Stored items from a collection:

____

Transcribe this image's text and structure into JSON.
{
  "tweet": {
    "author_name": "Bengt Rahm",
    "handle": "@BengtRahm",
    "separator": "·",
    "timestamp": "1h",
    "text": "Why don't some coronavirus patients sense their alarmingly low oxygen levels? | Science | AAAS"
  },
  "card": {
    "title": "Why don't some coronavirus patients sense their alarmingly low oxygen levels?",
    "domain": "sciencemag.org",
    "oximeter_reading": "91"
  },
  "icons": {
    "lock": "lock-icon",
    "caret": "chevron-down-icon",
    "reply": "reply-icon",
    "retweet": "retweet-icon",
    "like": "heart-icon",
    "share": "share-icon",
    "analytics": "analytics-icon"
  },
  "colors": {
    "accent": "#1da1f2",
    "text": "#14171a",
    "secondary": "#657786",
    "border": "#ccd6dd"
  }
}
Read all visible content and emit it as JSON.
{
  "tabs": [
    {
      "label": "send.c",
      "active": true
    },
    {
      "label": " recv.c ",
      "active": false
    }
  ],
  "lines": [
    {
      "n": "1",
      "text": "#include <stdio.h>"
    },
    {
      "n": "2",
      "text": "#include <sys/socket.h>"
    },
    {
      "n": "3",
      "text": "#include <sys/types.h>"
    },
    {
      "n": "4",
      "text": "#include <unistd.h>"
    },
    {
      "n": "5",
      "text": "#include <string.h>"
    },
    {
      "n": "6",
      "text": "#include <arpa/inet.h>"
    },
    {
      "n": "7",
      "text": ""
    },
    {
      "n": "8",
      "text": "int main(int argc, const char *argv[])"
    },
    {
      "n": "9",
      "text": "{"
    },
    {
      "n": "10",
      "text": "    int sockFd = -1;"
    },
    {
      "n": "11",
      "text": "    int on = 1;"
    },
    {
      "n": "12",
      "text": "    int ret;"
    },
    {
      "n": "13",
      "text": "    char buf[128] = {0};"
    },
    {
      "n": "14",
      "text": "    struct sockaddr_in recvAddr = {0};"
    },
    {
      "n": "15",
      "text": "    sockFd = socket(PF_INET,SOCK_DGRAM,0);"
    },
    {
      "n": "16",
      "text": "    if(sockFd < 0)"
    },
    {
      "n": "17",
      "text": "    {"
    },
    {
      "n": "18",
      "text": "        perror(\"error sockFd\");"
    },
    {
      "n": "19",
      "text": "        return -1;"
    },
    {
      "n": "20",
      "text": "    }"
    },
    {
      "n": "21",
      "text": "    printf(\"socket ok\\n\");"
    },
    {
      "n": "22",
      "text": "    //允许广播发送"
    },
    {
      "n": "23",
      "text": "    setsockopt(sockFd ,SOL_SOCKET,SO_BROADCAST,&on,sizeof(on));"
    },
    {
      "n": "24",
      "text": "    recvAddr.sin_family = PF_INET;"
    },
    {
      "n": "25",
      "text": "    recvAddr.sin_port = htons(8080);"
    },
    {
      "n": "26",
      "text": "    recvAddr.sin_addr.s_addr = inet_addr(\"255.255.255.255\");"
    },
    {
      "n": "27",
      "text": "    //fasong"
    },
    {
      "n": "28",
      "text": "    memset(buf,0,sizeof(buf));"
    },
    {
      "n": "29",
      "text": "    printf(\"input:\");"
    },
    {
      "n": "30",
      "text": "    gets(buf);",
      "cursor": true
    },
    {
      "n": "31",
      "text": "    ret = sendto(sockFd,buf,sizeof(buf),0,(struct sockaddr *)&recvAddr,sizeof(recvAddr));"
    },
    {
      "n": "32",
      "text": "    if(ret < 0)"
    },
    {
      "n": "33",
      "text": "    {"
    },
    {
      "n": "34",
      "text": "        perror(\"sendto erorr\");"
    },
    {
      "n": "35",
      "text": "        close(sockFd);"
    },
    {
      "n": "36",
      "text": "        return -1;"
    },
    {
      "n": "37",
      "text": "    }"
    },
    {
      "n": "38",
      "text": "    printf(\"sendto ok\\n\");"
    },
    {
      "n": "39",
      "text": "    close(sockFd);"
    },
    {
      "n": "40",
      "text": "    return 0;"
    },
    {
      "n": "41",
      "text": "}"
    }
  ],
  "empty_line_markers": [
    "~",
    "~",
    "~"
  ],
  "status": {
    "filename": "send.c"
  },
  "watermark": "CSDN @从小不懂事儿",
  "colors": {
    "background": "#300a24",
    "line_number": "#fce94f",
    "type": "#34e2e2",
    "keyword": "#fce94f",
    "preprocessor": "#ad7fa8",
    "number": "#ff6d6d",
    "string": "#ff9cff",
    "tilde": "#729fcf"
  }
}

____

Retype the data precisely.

§ **EXERCISE RESULT**:
Transcribe this image's text and structure into JSON.
{
  "tweet": {
    "author_name": "Bengt Rahm",
    "handle": "@BengtRahm",
    "separator": "·",
    "timestamp": "1h",
    "text": "Why don't some coronavirus patients sense their alarmingly low oxygen levels? | Science | AAAS"
  },
  "card": {
    "title": "Why don't some coronavirus patients sense their alarmingly low oxygen levels?",
    "domain": "sciencemag.org",
    "oximeter_reading": "91"
  },
  "icons": {
    "lock": "lock-icon",
    "caret": "chevron-down-icon",
    "reply": "reply-icon",
    "retweet": "retweet-icon",
    "like": "heart-icon",
    "share": "share-icon",
    "analytics": "analytics-icon"
  },
  "colors": {
    "accent": "#1da1f2",
    "text": "#14171a",
    "secondary": "#657786",
    "border": "#ccd6dd"
  }
}
Read all visible content and emit it as JSON.
{
  "tabs": [
    {
      "label": "send.c",
      "active": true
    },
    {
      "label": " recv.c ",
      "active": false
    }
  ],
  "lines": [
    {
      "n": "1",
      "text": "#include <stdio.h>"
    },
    {
      "n": "2",
      "text": "#include <sys/socket.h>"
    },
    {
      "n": "3",
      "text": "#include <sys/types.h>"
    },
    {
      "n": "4",
      "text": "#include <unistd.h>"
    },
    {
      "n": "5",
      "text": "#include <string.h>"
    },
    {
      "n": "6",
      "text": "#include <arpa/inet.h>"
    },
    {
      "n": "7",
      "text": ""
    },
    {
      "n": "8",
      "text": "int main(int argc, const char *argv[])"
    },
    {
      "n": "9",
      "text": "{"
    },
    {
      "n": "10",
      "text": "    int sockFd = -1;"
    },
    {
      "n": "11",
      "text": "    int on = 1;"
    },
    {
      "n": "12",
      "text": "    int ret;"
    },
    {
      "n": "13",
      "text": "    char buf[128] = {0};"
    },
    {
      "n": "14",
      "text": "    struct sockaddr_in recvAddr = {0};"
    },
    {
      "n": "15",
      "text": "    sockFd = socket(PF_INET,SOCK_DGRAM,0);"
    },
    {
      "n": "16",
      "text": "    if(sockFd < 0)"
    },
    {
      "n": "17",
      "text": "    {"
    },
    {
      "n": "18",
      "text": "        perror(\"error sockFd\");"
    },
    {
      "n": "19",
      "text": "        return -1;"
    },
    {
      "n": "20",
      "text": "    }"
    },
    {
      "n": "21",
      "text": "    printf(\"socket ok\\n\");"
    },
    {
      "n": "22",
      "text": "    //允许广播发送"
    },
    {
      "n": "23",
      "text": "    setsockopt(sockFd ,SOL_SOCKET,SO_BROADCAST,&on,sizeof(on));"
    },
    {
      "n": "24",
      "text": "    recvAddr.sin_family = PF_INET;"
    },
    {
      "n": "25",
      "text": "    recvAddr.sin_port = htons(8080);"
    },
    {
      "n": "26",
      "text": "    recvAddr.sin_addr.s_addr = inet_addr(\"255.255.255.255\");"
    },
    {
      "n": "27",
      "text": "    //fasong"
    },
    {
      "n": "28",
      "text": "    memset(buf,0,sizeof(buf));"
    },
    {
      "n": "29",
      "text": "    printf(\"input:\");"
    },
    {
      "n": "30",
      "text": "    gets(buf);",
      "cursor": true
    },
    {
      "n": "31",
      "text": "    ret = sendto(sockFd,buf,sizeof(buf),0,(struct sockaddr *)&recvAddr,sizeof(recvAddr));"
    },
    {
      "n": "32",
      "text": "    if(ret < 0)"
    },
    {
      "n": "33",
      "text": "    {"
    },
    {
      "n": "34",
      "text": "        perror(\"sendto erorr\");"
    },
    {
      "n": "35",
      "text": "        close(sockFd);"
    },
    {
      "n": "36",
      "text": "        return -1;"
    },
    {
      "n": "37",
      "text": "    }"
    },
    {
      "n": "38",
      "text": "    printf(\"sendto ok\\n\");"
    },
    {
      "n": "39",
      "text": "    close(sockFd);"
    },
    {
      "n": "40",
      "text": "    return 0;"
    },
    {
      "n": "41",
      "text": "}"
    }
  ],
  "empty_line_markers": [
    "~",
    "~",
    "~"
  ],
  "status": {
    "filename": "send.c"
  },
  "watermark": "CSDN @从小不懂事儿",
  "colors": {
    "background": "#300a24",
    "line_number": "#fce94f",
    "type": "#34e2e2",
    "keyword": "#fce94f",
    "preprocessor": "#ad7fa8",
    "number": "#ff6d6d",
    "string": "#ff9cff",
    "tilde": "#729fcf"
  }
}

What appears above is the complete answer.